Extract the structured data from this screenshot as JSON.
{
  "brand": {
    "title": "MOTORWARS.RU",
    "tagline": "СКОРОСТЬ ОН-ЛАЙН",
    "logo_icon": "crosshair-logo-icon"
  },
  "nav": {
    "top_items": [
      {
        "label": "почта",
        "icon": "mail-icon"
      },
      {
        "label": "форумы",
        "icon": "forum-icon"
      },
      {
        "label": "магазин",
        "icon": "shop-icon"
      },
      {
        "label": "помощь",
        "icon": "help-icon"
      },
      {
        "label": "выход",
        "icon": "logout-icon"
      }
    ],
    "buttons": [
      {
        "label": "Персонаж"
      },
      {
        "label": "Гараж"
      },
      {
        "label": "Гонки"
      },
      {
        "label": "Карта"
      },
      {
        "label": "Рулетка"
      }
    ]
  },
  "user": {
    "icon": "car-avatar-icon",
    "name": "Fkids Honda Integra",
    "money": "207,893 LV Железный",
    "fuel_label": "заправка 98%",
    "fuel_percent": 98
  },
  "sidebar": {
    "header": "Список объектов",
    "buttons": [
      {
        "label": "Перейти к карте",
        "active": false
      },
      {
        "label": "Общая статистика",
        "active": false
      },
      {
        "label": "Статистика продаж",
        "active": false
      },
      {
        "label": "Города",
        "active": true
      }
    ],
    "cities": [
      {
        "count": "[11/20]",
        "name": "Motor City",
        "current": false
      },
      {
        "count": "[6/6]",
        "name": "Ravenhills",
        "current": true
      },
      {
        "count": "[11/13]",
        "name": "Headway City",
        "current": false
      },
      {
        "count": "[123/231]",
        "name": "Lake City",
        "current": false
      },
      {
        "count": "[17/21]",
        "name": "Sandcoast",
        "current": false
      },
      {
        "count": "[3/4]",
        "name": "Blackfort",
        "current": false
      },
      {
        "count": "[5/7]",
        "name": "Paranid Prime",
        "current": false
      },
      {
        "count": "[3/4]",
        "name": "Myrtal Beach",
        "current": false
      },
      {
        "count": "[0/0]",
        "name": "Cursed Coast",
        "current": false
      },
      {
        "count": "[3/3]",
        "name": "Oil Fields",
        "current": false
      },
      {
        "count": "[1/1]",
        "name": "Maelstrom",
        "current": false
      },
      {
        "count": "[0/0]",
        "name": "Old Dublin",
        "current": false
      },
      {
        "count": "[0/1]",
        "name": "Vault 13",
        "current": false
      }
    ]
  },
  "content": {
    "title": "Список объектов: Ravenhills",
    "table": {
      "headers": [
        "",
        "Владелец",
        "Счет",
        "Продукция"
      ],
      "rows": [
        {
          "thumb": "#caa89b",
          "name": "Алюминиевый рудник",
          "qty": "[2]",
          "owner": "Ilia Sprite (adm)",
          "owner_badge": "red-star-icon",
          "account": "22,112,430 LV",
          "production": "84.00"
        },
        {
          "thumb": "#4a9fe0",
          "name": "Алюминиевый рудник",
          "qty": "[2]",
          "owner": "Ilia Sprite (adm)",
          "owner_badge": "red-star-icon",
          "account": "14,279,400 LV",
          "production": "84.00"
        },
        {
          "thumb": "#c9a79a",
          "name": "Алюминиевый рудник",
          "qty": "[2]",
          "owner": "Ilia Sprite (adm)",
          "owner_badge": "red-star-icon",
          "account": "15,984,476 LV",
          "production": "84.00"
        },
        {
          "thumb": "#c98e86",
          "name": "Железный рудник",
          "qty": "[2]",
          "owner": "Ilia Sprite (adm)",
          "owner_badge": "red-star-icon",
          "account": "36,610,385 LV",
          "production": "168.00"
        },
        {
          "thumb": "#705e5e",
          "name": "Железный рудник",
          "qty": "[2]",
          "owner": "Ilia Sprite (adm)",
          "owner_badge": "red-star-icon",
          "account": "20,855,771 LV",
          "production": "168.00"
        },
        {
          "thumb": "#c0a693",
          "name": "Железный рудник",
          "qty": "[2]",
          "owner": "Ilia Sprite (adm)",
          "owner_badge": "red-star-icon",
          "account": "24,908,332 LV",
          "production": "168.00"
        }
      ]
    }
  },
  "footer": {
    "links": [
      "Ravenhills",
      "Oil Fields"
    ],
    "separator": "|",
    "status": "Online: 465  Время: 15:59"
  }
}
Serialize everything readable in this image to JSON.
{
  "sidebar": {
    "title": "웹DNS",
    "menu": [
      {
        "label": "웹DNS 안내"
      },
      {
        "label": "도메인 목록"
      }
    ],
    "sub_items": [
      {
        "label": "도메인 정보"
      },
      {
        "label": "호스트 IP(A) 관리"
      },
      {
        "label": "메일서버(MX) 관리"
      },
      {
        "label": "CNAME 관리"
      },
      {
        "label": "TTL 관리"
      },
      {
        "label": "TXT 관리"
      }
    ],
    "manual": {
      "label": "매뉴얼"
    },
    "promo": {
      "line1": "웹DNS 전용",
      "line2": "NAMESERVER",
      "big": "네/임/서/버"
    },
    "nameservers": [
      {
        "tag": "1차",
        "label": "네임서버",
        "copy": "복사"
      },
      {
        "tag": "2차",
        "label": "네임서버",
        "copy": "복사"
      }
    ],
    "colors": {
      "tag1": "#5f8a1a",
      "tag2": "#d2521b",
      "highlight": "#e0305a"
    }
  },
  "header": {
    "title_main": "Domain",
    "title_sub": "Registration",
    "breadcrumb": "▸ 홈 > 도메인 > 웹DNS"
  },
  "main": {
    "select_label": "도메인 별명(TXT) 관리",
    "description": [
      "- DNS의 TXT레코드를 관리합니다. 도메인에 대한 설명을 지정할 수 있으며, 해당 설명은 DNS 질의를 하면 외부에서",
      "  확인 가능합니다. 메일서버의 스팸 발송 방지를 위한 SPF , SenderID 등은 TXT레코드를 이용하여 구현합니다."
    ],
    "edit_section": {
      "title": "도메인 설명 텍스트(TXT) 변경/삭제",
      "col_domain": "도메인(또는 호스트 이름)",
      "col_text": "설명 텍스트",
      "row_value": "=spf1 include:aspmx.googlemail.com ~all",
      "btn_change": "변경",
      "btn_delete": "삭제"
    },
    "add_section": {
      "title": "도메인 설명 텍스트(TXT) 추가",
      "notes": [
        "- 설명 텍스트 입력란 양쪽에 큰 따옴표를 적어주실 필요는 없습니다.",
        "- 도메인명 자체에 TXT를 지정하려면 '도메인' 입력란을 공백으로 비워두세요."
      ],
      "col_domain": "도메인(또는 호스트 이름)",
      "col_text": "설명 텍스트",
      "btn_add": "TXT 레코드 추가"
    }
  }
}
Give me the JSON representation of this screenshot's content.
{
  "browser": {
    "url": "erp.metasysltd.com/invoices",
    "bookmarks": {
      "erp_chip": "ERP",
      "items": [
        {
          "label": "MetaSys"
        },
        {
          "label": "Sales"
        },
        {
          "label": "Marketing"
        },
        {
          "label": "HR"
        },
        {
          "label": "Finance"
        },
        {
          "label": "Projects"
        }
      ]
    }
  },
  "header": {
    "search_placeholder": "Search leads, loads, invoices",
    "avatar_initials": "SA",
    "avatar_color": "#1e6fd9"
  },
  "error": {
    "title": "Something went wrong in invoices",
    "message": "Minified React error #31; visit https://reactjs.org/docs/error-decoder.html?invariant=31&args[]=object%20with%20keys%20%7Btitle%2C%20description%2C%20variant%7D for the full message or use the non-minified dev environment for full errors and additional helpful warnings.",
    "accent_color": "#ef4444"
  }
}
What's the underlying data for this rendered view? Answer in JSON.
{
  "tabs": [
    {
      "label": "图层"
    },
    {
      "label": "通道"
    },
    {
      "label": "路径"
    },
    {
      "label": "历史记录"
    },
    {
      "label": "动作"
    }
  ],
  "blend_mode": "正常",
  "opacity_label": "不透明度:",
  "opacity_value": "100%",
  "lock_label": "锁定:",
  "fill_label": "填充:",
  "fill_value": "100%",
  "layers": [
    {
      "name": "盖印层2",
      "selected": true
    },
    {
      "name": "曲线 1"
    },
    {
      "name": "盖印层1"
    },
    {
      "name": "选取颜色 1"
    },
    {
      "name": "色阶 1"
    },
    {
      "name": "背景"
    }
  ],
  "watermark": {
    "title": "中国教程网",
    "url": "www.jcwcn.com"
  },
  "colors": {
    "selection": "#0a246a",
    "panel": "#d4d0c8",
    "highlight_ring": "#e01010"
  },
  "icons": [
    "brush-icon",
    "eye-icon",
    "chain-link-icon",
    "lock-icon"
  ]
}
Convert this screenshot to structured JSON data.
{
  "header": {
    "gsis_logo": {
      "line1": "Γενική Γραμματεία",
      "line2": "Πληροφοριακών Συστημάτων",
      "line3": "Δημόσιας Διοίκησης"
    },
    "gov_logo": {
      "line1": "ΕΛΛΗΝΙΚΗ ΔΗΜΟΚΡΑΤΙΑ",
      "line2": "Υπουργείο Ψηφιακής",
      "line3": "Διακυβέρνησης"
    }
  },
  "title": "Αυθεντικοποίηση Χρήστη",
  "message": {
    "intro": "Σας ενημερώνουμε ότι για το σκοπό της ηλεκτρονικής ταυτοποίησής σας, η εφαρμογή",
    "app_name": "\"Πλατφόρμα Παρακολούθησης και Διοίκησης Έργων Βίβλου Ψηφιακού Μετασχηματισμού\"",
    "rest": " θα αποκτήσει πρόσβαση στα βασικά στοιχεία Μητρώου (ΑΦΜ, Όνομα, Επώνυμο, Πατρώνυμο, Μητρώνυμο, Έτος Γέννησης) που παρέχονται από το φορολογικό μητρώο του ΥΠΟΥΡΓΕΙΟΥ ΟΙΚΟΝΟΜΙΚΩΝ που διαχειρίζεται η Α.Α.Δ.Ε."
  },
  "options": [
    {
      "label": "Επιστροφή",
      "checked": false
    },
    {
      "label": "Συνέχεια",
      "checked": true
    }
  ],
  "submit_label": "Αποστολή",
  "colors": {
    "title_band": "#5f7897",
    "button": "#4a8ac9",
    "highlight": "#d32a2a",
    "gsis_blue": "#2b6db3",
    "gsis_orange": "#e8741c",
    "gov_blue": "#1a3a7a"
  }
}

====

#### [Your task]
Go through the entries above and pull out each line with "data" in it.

#### [Expected output]
Extract the structured data from this screenshot as JSON.
What's the underlying data for this rendered view? Answer in JSON.
Convert this screenshot to structured JSON data.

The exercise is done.